New research shows that more Americans expect healthier options when dining out—but they often find that their options are lacking.
More Americans might be looking to incorporate healthier, more well-balanced diets into their daily lives, but that doesn’t mean it’s always easy.
According to new research from Mintel, nearly half of all consumers agree that finding healthy items at a restaurant is too difficult, with 25 percent of Americans looking for nutritional claims on menus more in 2015 than the year before. A whopping 68 percent of consumers also agree that more restaurants should call out healthy claims on menus, while 64 percent of consumers believe that when a restaurant does have healthy dishes, they’re often too expensive.
But despite the growing interest in healthier options, consumers aren’t afraid to indulge now and then, too. According to the research, 62 percent of restaurant goers agree that taste is more important than nutrition, with 86 percent saying that dining out is a treat. To strike the right balance, more restaurants are introducing healthier side options (sorry, French fries) and more veggie-centric main dishes.
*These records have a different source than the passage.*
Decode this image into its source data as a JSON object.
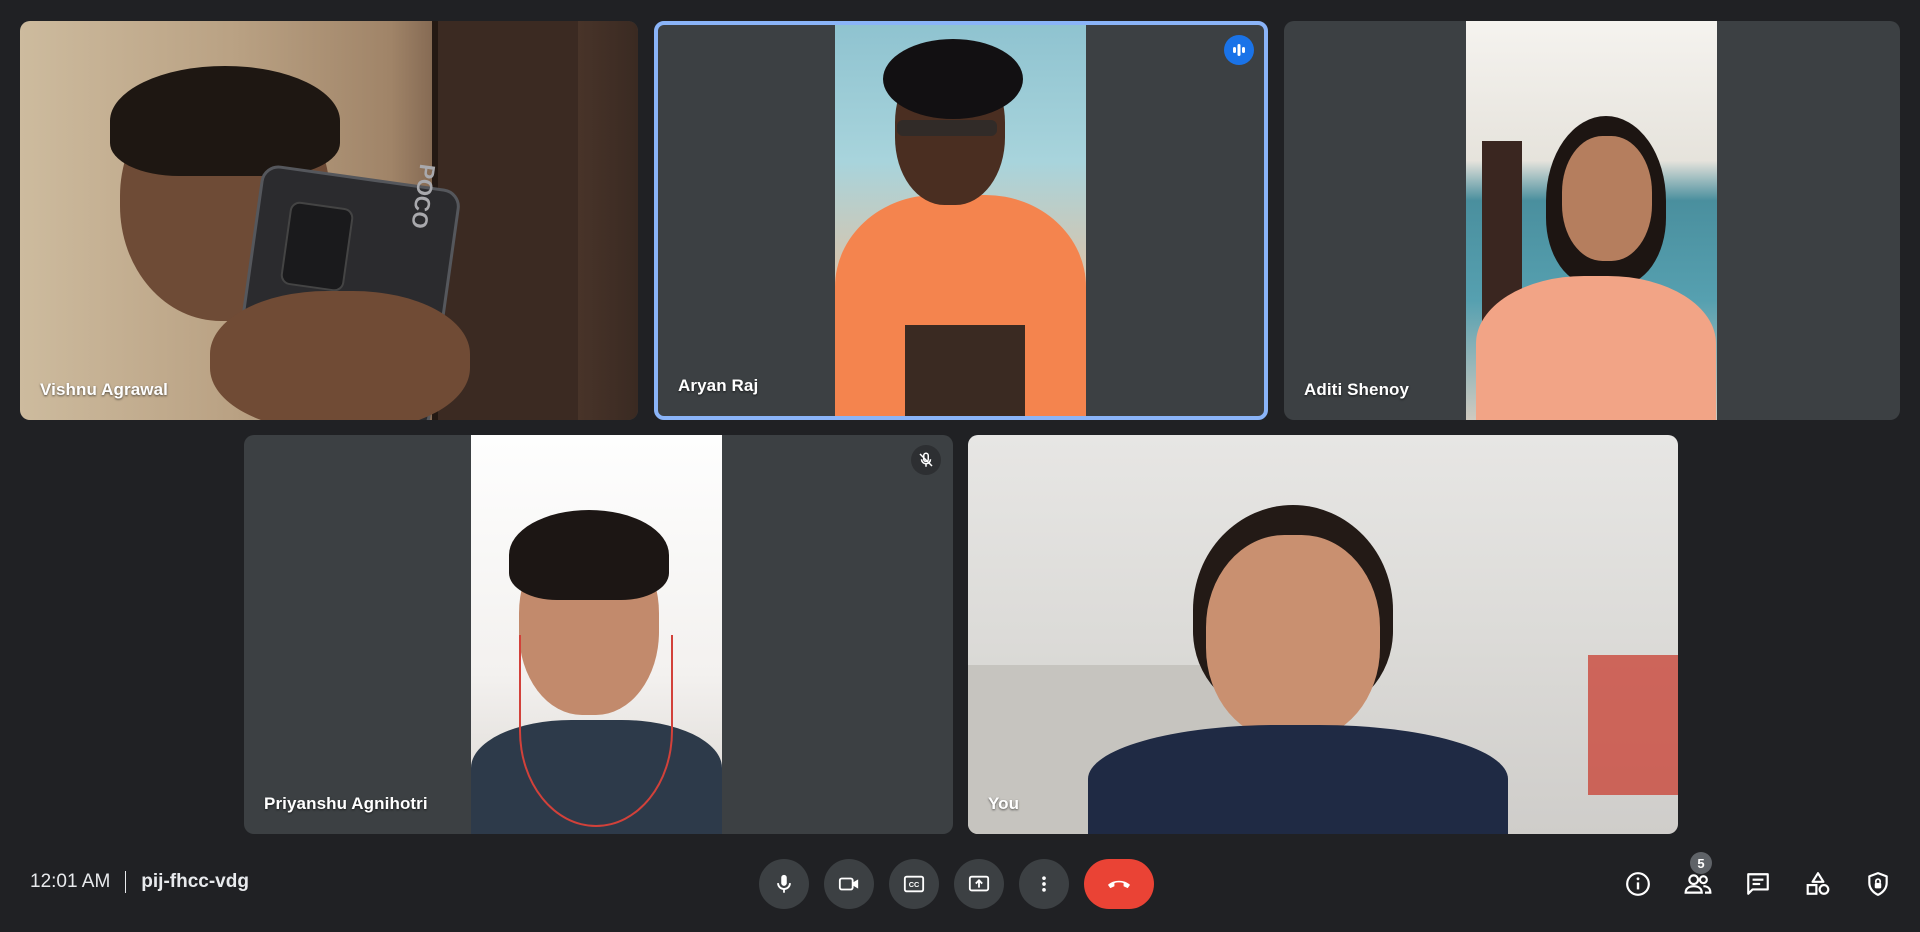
{
  "participants": [
    {
      "name": "Vishnu Agrawal",
      "speaking": false,
      "muted": false
    },
    {
      "name": "Aryan Raj",
      "speaking": true,
      "muted": false
    },
    {
      "name": "Aditi Shenoy",
      "speaking": false,
      "muted": false
    },
    {
      "name": "Priyanshu Agnihotri",
      "speaking": false,
      "muted": true
    },
    {
      "name": "You",
      "speaking": false,
      "muted": false
    }
  ],
  "tile_extras": {
    "phone_brand": "POCO"
  },
  "meeting": {
    "time": "12:01 AM",
    "code": "pij-fhcc-vdg"
  },
  "controls": [
    {
      "id": "mic",
      "icon": "microphone-icon"
    },
    {
      "id": "camera",
      "icon": "video-camera-icon"
    },
    {
      "id": "captions",
      "icon": "closed-captions-icon"
    },
    {
      "id": "present",
      "icon": "present-screen-icon"
    },
    {
      "id": "more",
      "icon": "more-vertical-icon"
    },
    {
      "id": "leave",
      "icon": "end-call-icon"
    }
  ],
  "side_panel": {
    "participant_count": "5",
    "icons": [
      "info-icon",
      "people-icon",
      "chat-icon",
      "activities-icon",
      "host-controls-icon"
    ]
  },
  "colors": {
    "background": "#202124",
    "tile": "#3c4043",
    "speaking_border": "#8ab4f8",
    "speaking_badge": "#1a73e8",
    "end_call": "#ea4335"
  }
}
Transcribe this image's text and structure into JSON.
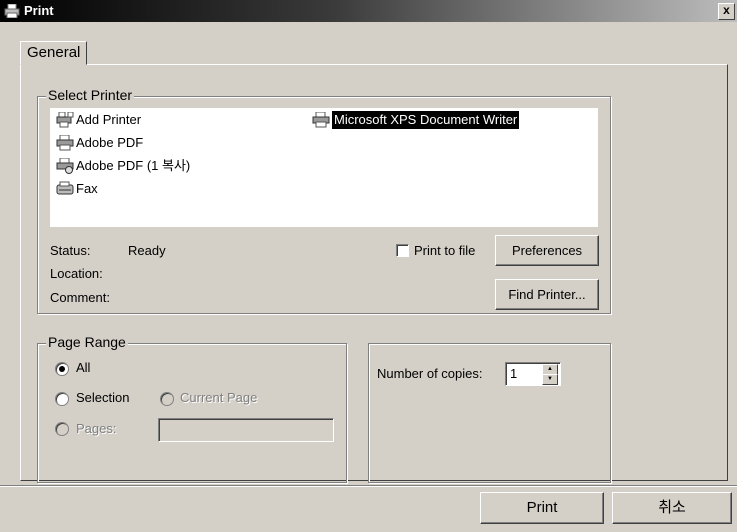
{
  "window": {
    "title": "Print",
    "close_glyph": "x"
  },
  "tabs": [
    {
      "label": "General"
    }
  ],
  "select_printer": {
    "legend": "Select Printer",
    "printers": [
      {
        "name": "Add Printer",
        "icon": "add-printer-icon"
      },
      {
        "name": "Adobe PDF",
        "icon": "printer-icon"
      },
      {
        "name": "Adobe PDF (1 복사)",
        "icon": "printer-icon"
      },
      {
        "name": "Fax",
        "icon": "fax-icon"
      },
      {
        "name": "Microsoft XPS Document Writer",
        "icon": "printer-icon",
        "selected": true
      }
    ],
    "status_label": "Status:",
    "status_value": "Ready",
    "location_label": "Location:",
    "comment_label": "Comment:",
    "print_to_file_label": "Print to file",
    "print_to_file_checked": false,
    "preferences_label": "Preferences",
    "find_printer_label": "Find Printer..."
  },
  "page_range": {
    "legend": "Page Range",
    "all_label": "All",
    "selection_label": "Selection",
    "current_page_label": "Current Page",
    "pages_label": "Pages:",
    "selected_option": "All"
  },
  "copies": {
    "label": "Number of copies:",
    "value": "1"
  },
  "buttons": {
    "print_label": "Print",
    "cancel_label": "취소"
  }
}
“As Americans adopt a more holistic approach to their diets, they expect clarity from foodservice establishments, specifically by making items easily identifiable and including more nutritional claims on menus. At the same time, many consumers view dining out as a way to indulge,” says Caleb Bryan, foodservice analyst at Mintle. “Restaurants should offer consumers a way to indulge and also incorporate nutrition by expanding menus to include more healthy sides, while also showcasing healthful preparation methods, such as grilled instead of fried foods. This provides options for whatever mood diners are in, whether they want to eat healthy, are looking to indulge, or possibly do both.”Click here to read the full report.